▶ _Exercise input_:

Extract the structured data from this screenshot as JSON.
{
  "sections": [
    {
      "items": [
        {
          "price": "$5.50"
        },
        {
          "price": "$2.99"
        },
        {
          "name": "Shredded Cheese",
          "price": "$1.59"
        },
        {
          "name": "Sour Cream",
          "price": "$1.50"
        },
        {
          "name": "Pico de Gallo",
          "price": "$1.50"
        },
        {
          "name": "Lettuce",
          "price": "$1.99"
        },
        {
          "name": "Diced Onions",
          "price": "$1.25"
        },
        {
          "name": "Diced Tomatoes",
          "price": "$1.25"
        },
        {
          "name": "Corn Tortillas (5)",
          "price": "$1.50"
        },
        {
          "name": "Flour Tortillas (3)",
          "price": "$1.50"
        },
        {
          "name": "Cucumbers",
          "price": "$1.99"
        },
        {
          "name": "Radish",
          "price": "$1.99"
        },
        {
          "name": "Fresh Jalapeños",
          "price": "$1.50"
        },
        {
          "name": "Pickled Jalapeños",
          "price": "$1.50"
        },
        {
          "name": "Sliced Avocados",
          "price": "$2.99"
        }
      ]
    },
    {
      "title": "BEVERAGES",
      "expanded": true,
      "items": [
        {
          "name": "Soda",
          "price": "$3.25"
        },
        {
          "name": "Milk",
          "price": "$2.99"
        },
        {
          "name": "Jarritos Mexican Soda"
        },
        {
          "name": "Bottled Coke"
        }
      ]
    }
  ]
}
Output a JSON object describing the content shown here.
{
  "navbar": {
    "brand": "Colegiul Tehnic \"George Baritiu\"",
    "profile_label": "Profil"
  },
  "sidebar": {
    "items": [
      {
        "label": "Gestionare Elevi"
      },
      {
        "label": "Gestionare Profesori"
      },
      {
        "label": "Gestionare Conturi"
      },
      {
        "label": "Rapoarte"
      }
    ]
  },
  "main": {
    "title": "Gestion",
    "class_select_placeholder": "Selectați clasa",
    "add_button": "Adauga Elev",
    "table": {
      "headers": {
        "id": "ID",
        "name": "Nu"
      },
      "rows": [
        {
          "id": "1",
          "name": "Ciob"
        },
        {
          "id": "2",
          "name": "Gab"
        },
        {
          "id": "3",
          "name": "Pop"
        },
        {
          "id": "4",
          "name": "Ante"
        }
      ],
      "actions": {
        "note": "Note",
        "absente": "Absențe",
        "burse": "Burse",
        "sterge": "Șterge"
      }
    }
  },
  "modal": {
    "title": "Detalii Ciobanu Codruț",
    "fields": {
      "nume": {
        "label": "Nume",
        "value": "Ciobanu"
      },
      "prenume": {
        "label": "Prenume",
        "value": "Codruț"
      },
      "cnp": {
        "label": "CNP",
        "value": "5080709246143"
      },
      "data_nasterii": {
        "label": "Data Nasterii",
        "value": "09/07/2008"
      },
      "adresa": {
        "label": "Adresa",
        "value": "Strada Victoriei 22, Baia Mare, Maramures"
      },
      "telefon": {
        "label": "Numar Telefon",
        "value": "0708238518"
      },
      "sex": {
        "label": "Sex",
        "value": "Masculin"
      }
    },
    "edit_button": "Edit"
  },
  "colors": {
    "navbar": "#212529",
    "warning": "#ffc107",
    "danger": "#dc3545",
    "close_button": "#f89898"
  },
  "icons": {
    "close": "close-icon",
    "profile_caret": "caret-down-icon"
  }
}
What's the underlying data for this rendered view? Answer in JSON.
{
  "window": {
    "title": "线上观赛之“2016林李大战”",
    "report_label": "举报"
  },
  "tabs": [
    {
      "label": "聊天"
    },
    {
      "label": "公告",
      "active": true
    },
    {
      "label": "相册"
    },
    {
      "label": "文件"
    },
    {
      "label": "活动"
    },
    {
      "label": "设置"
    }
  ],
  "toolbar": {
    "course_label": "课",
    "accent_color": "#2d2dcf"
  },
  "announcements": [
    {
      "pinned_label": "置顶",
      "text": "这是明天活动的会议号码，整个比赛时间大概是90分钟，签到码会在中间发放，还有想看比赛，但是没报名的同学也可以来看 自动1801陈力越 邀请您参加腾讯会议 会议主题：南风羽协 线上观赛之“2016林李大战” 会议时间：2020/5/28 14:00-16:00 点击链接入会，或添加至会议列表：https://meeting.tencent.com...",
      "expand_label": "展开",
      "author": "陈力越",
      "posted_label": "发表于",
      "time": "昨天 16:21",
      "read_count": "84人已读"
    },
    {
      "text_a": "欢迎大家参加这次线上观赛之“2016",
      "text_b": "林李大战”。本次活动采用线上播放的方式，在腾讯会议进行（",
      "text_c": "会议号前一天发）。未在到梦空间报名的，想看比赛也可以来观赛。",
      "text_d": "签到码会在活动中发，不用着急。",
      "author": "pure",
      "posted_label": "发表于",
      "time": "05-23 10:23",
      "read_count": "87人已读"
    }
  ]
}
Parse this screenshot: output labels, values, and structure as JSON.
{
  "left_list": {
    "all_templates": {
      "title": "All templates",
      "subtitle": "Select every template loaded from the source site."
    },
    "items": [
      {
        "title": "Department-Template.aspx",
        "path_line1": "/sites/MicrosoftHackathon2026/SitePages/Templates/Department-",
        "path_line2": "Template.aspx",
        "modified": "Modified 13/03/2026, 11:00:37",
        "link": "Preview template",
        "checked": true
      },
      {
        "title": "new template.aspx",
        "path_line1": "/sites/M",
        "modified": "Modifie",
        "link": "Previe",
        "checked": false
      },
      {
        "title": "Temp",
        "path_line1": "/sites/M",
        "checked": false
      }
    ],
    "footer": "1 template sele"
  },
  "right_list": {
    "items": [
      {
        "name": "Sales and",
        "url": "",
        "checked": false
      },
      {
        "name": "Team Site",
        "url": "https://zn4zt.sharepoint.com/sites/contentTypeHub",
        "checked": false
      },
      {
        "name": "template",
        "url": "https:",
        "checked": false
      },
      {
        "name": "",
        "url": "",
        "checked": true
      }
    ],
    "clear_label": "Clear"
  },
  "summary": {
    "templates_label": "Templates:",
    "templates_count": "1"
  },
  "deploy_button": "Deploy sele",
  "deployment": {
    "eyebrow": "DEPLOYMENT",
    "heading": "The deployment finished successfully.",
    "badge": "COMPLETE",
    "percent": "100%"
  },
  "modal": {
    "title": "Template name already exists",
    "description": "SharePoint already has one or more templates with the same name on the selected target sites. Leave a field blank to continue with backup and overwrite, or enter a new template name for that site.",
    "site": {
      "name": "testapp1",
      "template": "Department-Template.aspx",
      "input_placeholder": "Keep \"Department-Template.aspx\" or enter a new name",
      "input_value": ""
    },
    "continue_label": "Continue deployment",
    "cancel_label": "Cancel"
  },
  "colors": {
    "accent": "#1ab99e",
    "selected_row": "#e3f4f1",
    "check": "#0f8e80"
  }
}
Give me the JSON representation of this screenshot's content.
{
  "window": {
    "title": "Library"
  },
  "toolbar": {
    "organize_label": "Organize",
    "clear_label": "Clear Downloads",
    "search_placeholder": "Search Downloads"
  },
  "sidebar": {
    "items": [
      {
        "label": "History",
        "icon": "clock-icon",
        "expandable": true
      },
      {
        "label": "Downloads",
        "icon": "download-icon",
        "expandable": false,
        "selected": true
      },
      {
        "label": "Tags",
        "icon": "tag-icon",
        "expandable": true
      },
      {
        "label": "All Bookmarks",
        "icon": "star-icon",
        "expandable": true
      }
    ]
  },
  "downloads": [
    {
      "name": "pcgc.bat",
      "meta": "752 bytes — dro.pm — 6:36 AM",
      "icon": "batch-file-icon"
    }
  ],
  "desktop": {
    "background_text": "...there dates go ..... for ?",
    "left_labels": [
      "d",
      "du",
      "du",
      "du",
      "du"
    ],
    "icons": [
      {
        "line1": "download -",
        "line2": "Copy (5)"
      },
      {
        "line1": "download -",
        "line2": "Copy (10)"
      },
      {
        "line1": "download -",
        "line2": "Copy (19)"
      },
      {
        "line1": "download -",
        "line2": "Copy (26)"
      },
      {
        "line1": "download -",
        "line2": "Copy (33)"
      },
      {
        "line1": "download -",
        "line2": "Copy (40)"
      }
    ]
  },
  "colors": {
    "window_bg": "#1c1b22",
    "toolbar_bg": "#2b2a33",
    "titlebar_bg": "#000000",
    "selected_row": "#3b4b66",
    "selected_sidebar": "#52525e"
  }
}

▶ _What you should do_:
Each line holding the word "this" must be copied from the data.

▶ _Written answer_:
Extract the structured data from this screenshot as JSON.
What's the underlying data for this rendered view? Answer in JSON.
Parse this screenshot: output labels, values, and structure as JSON.
Give me the JSON representation of this screenshot's content.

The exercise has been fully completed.